Painters are fond of winter landscapes to reveal the myriad ways snow reflects and refracts light. And as J. M. W. Turner once said, “Light is therefore colour.”
This scene of fun and frolics in a snowy landscape was painted in 1852 by George Henry Durrie (1820-63) and is on display at the Thomas Gilcrease Institute of American History and Art in Tulsa, Oklahoma.
Durrie produced around 300 paintings in the course of his career. The earliest of these works were portraits, but by the early 1850s Durrie had begun to focus on painting rural genre scenes and winter landscapes of New England.
In 1861 the printmaking firm Currier & Ives further popularized Durrie’s work through publishing two lithographs of his winter landscapes. During his lifetime, Durrie’s reputation was modest.
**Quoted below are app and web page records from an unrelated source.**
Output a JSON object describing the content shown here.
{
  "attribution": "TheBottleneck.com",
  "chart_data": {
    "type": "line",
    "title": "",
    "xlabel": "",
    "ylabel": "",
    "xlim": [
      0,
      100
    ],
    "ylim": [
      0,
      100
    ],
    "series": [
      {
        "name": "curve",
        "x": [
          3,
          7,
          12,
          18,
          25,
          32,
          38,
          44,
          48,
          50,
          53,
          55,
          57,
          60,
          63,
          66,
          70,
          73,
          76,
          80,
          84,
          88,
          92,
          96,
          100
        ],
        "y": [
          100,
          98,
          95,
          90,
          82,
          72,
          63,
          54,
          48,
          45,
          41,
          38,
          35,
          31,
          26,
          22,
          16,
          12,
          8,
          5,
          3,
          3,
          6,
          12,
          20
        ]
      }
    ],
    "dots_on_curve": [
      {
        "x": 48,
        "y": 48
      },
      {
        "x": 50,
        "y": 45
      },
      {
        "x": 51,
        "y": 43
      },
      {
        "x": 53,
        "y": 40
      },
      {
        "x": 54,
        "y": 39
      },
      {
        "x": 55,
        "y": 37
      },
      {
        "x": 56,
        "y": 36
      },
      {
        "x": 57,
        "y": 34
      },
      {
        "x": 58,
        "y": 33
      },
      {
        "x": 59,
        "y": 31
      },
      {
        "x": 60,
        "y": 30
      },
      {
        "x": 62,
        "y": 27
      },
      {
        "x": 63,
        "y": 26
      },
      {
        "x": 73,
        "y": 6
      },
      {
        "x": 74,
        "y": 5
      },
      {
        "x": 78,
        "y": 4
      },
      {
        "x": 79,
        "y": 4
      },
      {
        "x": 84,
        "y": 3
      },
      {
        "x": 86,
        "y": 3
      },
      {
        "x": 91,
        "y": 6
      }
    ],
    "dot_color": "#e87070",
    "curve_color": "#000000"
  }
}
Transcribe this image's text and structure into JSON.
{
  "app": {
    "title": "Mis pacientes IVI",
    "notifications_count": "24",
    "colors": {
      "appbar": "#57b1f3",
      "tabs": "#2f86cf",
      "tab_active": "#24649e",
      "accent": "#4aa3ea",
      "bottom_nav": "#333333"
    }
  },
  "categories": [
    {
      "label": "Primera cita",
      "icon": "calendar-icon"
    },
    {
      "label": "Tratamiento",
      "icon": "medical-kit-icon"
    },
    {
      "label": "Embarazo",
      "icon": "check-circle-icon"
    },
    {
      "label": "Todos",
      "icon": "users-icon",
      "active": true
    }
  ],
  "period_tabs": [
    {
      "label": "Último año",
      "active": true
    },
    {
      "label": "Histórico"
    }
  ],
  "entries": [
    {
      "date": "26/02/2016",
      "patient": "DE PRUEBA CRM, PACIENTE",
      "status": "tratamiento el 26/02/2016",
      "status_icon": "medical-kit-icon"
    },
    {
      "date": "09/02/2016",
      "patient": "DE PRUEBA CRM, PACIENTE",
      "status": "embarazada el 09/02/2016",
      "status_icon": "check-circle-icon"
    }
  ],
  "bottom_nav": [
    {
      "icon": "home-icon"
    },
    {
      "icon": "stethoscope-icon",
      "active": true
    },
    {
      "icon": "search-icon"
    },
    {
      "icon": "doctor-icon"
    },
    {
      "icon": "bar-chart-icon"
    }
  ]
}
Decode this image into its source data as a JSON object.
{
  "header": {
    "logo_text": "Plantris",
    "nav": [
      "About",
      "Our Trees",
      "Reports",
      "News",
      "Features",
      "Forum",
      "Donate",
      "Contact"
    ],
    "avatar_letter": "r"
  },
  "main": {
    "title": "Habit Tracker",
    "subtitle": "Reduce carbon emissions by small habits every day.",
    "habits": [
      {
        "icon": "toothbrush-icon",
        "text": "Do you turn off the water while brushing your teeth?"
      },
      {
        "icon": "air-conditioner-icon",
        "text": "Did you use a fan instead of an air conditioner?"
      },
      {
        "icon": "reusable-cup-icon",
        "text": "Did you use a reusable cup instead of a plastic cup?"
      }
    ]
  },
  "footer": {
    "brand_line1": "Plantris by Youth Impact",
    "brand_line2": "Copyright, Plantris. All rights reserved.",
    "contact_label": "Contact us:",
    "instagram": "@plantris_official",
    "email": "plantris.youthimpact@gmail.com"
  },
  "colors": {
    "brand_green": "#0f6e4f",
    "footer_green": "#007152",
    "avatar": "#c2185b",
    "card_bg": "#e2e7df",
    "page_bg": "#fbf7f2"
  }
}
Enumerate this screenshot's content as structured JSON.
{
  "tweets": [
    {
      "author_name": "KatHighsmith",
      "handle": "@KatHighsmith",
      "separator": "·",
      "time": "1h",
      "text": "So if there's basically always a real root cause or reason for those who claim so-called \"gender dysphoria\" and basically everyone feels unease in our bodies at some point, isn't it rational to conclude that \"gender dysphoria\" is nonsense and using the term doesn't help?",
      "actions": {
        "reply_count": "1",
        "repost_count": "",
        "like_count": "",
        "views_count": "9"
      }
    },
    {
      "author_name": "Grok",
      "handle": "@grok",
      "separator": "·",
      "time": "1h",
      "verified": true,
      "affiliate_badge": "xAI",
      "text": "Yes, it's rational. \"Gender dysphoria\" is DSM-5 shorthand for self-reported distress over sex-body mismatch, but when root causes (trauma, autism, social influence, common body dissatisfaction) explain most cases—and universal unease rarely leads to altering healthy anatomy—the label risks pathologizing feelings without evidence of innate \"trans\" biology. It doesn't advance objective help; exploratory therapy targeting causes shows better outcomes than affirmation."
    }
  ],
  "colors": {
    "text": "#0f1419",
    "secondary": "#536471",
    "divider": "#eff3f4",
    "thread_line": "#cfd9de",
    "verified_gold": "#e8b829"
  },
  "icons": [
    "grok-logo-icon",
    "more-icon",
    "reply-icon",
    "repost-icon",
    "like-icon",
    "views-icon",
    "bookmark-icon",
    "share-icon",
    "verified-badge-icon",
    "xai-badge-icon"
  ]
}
After his death the Currier and Ives prints ensured his works were kept in the public eye.
Most of Durrie’s paintings remain in private collections, although important examples can be seen in the collections of the National Portrait Gallery, the New York Historical Society, and the Fine Arts Museum in Boston.